The chlorine gas flow solution
For this reason, water treatment plants have often turned to thermal mass flowmeters such as the GF90 flowmeter manufactured by Fluid Components Intl. Thermal mass flowmeters are available from several manufacturers, and they are widely recognized for their accuracy in air/gas flow applications in challenging environments, such as chlorine gas in water treatment plants.
A thermal flowmeter employs a no-moving parts flow sensor that is inserted directly into the chlorine gas pipeline with no orifices to foul.
A typical thermal flowmeter measures gas flow over a wide range, from 0.25 to 1,600 fps (0.08 to 488 nmps). Some designs use a constant current thermal technology that provides a stable and repeatable reading in wet gas because the flow meter returns to natural equilibrium even if the sensor surface is fouled.
The flow accuracy of an industry standard thermal flowmeter is +1% of reading, +0.5% of full scale, which is suitable for chlorine gas measurement in water treatment plants.

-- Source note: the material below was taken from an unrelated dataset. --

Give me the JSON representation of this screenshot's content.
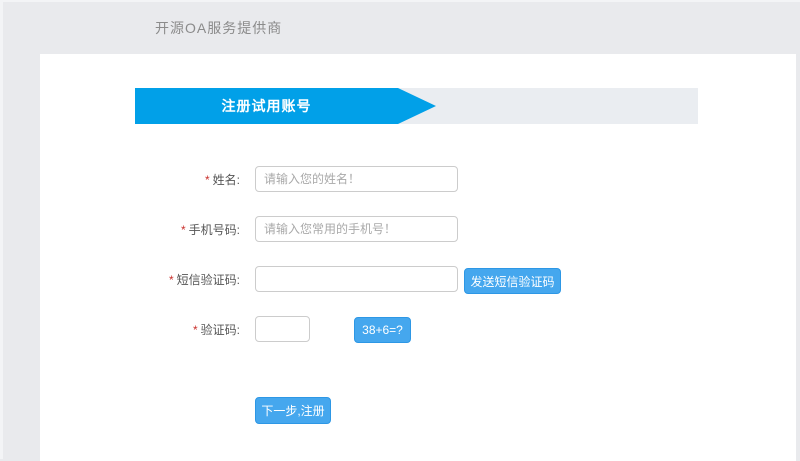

The repeatability of such a flowmeter is +0.5% of reading—again supporting the need for reliability in a critical process with potentially hazardous operations. The turndown ratio is generally factory preset and field adjustable from 2:1 to 100:1 within the calibrated flow range, but can be set as high as 1,000:1 depending on the application’s characteristics. Some more advanced microprocessor-based thermal flowmeters also have the ability to support multiple calibration groups that can further enhance the flowmeter range.

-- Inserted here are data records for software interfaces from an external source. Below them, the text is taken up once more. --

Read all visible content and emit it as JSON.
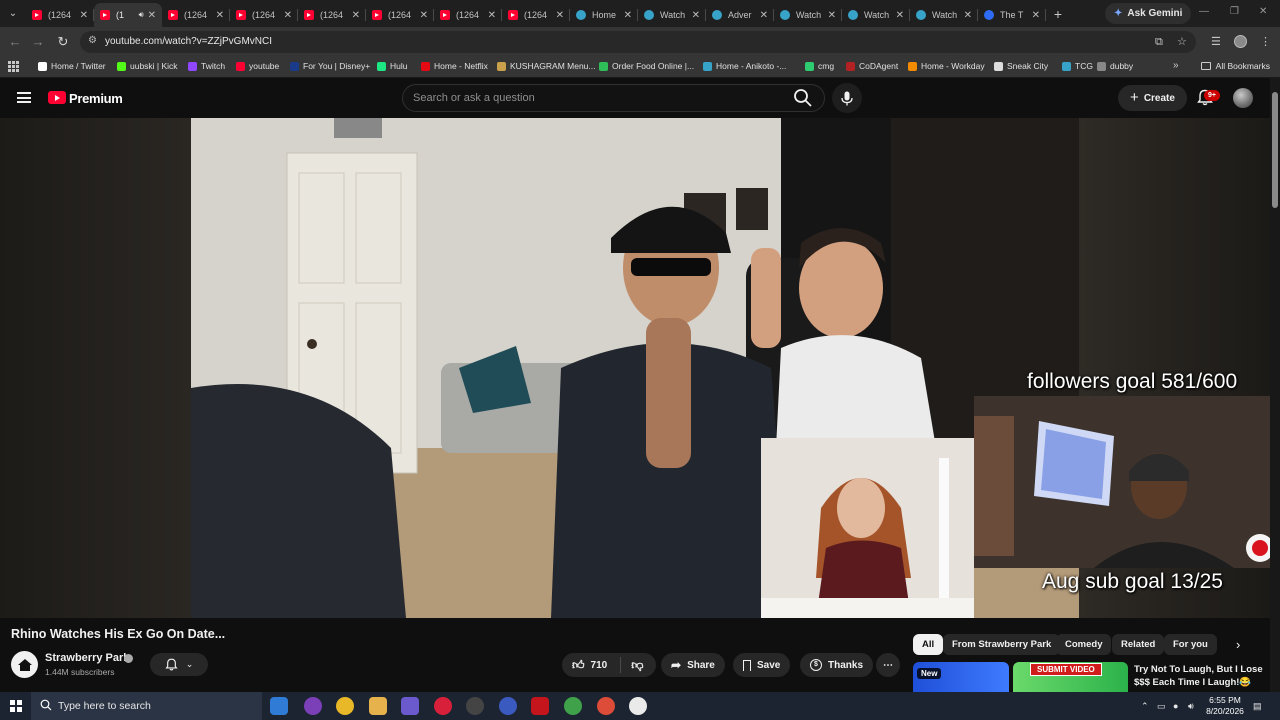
{
  "browser": {
    "tabs": [
      {
        "title": "(1264",
        "icon": "youtube-icon",
        "active": false
      },
      {
        "title": "(1",
        "icon": "youtube-icon",
        "active": true,
        "audio": true
      },
      {
        "title": "(1264",
        "icon": "youtube-icon",
        "active": false
      },
      {
        "title": "(1264",
        "icon": "youtube-icon",
        "active": false
      },
      {
        "title": "(1264",
        "icon": "youtube-icon",
        "active": false
      },
      {
        "title": "(1264",
        "icon": "youtube-icon",
        "active": false
      },
      {
        "title": "(1264",
        "icon": "youtube-icon",
        "active": false
      },
      {
        "title": "(1264",
        "icon": "youtube-icon",
        "active": false
      },
      {
        "title": "Home",
        "icon": "globe-icon",
        "active": false
      },
      {
        "title": "Watch",
        "icon": "globe-icon",
        "active": false
      },
      {
        "title": "Adver",
        "icon": "globe-icon",
        "active": false
      },
      {
        "title": "Watch",
        "icon": "globe-icon",
        "active": false
      },
      {
        "title": "Watch",
        "icon": "globe-icon",
        "active": false
      },
      {
        "title": "Watch",
        "icon": "globe-icon",
        "active": false
      },
      {
        "title": "The T",
        "icon": "blue-icon",
        "active": false
      }
    ],
    "ask_gemini": "Ask Gemini",
    "url": "youtube.com/watch?v=ZZjPvGMvNCI",
    "bookmarks": [
      {
        "label": "Home / Twitter",
        "color": "#ffffff"
      },
      {
        "label": "uubski | Kick",
        "color": "#53fc18"
      },
      {
        "label": "Twitch",
        "color": "#9146ff"
      },
      {
        "label": "youtube",
        "color": "#ff0033"
      },
      {
        "label": "For You | Disney+",
        "color": "#1a3a8a"
      },
      {
        "label": "Hulu",
        "color": "#1ce783"
      },
      {
        "label": "Home - Netflix",
        "color": "#e50914"
      },
      {
        "label": "KUSHAGRAM Menu...",
        "color": "#c9a14a"
      },
      {
        "label": "Order Food Online |...",
        "color": "#2ebd59"
      },
      {
        "label": "Home - Anikoto -...",
        "color": "#38a3c8"
      },
      {
        "label": "cmg",
        "color": "#2ecc71"
      },
      {
        "label": "CoDAgent",
        "color": "#b22222"
      },
      {
        "label": "Home - Workday",
        "color": "#f38b00"
      },
      {
        "label": "Sneak City",
        "color": "#dddddd"
      },
      {
        "label": "TCG",
        "color": "#38a3c8"
      },
      {
        "label": "dubby",
        "color": "#888888"
      }
    ],
    "all_bookmarks": "All Bookmarks"
  },
  "youtube": {
    "brand": "Premium",
    "search_placeholder": "Search or ask a question",
    "create_label": "Create",
    "notifications_badge": "9+",
    "overlay_followers": "followers goal 581/600",
    "overlay_subs": "Aug sub goal 13/25",
    "video_title": "Rhino Watches His Ex Go On Date...",
    "channel_name": "Strawberry Park",
    "subscribers": "1.44M subscribers",
    "likes": "710",
    "share_label": "Share",
    "save_label": "Save",
    "thanks_label": "Thanks",
    "chips": [
      "All",
      "From Strawberry Park",
      "Comedy",
      "Related",
      "For you"
    ],
    "recommendations": [
      {
        "badge": "New",
        "title": "Try Not To Laugh, But I Lose $$$ Each Time I Laugh!😂",
        "overlay": "SUBMIT VIDEO"
      }
    ]
  },
  "taskbar": {
    "search_placeholder": "Type here to search",
    "time": "6:55 PM",
    "date": "8/20/2026"
  },
  "colors": {
    "yt_red": "#ff0033",
    "bg": "#0f0f0f",
    "chip_bg": "#272727",
    "taskbar": "#1c2431"
  }
}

Thermal mass flow rate is determined by measuring the temperature increase (heat gain) or the temperature decrease (heat lost) of a constantly powered, heated sensor. Thermal sensing is one of only a few technologies that measure mass flow rate; it is also one of the few technologies that can be used for measuring gas mass flow in large pipes, ducts or stacks. Measurement of the fluid temperature is also provided by thermal technology.
A thermal mass flow-sensing element contains two thermowell-protected platinum resistance temperature detectors. When placed in the process gas stream, one resistance temperature detector (RTD) is heated and the other RTD senses the process gas temperature. The differential temperature between the two RTDs is directly related to the process gas flow rate and the specific properties of the process gas. Higher flow rates, due to higher velocities or more dense media, cause greater cooling of the heated RTD and a reduction in the RTD temperature differential, making possible the precise measurement of the gas flow rate over a wide flow range.

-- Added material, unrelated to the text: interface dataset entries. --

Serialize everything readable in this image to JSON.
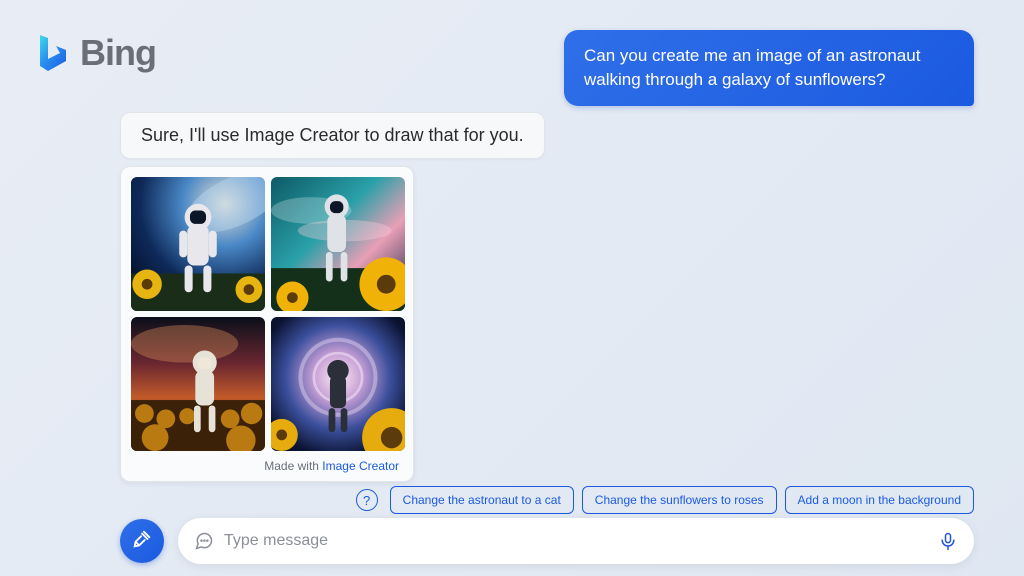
{
  "brand": {
    "name": "Bing"
  },
  "conversation": {
    "user_message": "Can you create me an image of an astronaut walking through a galaxy of sunflowers?",
    "assistant_message": "Sure, I'll use Image Creator to draw that for you."
  },
  "image_card": {
    "caption_prefix": "Made with ",
    "caption_link": "Image Creator"
  },
  "suggestions": [
    "Change the astronaut to a cat",
    "Change the sunflowers to roses",
    "Add a moon in the background"
  ],
  "composer": {
    "placeholder": "Type message"
  },
  "colors": {
    "accent": "#1b5ae0"
  }
}
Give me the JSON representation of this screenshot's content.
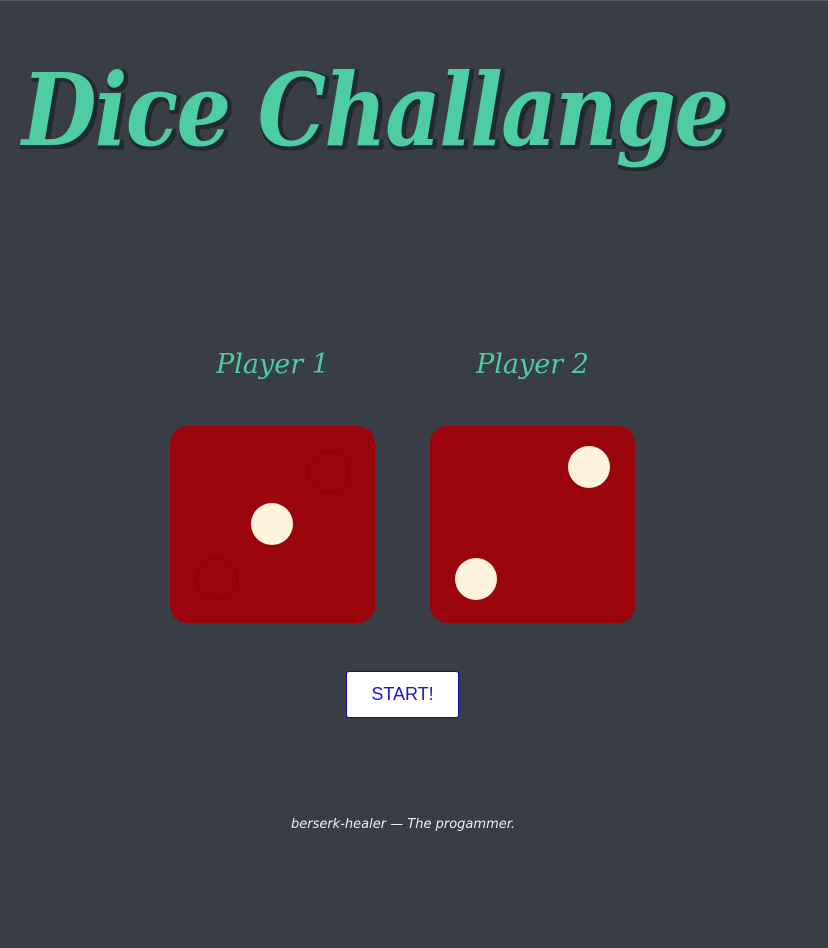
{
  "app": {
    "title": "Dice Challange"
  },
  "players": [
    {
      "label": "Player 1",
      "die_value": 2
    },
    {
      "label": "Player 2",
      "die_value": 2
    }
  ],
  "controls": {
    "start_label": "START!"
  },
  "footer": {
    "text": "berserk-healer — The progammer."
  },
  "colors": {
    "background": "#393E46",
    "accent": "#4ECCA3",
    "title_shadow": "#232931",
    "die": "#9A040C",
    "pip": "#FEF3DD",
    "footer_text": "#EEEEEE"
  }
}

The flow element is manufactured out of a material compatible with the gas.
In most cases, Hasteloy C is adequate; however, other exotic metals are also available. In addition, the typical insertion flow element results in a negligible pressure drop in most applications. This benefit can translate into significant reductions in energy usage and thereby result in a more cost-effective process.
Many flowmeters feature a local LCD display. A typical display includes four lines of 20 characters that generally indicate flow rate, total flow, temperature, relay status, current calibration mode and sample rate. Meters with a microprocessor-based transmitter can provide a 4-20 mA output with an RS-232C serial port for communications. A variety of communication buses are available for flow meters of all types, including Profibus, HART, Modbus and Ethernet. Dual relays are included for low and high flow alarms.
Measuring chlorine gas for water disinfection applications is challenging due to the wet and corrosive nature of the gas, as well as the relatively low flow levels of gas that must be measured with accuracy.
When choosing a flowmeter for this application, be sure to consider how reliably the meter will perform at the low end of the flow range, and select an instrument that also performs well in wet gas.
Don’t forget that chlorine gas is corrosive and remember to specify your flow-meter with corrosion-resistant materials.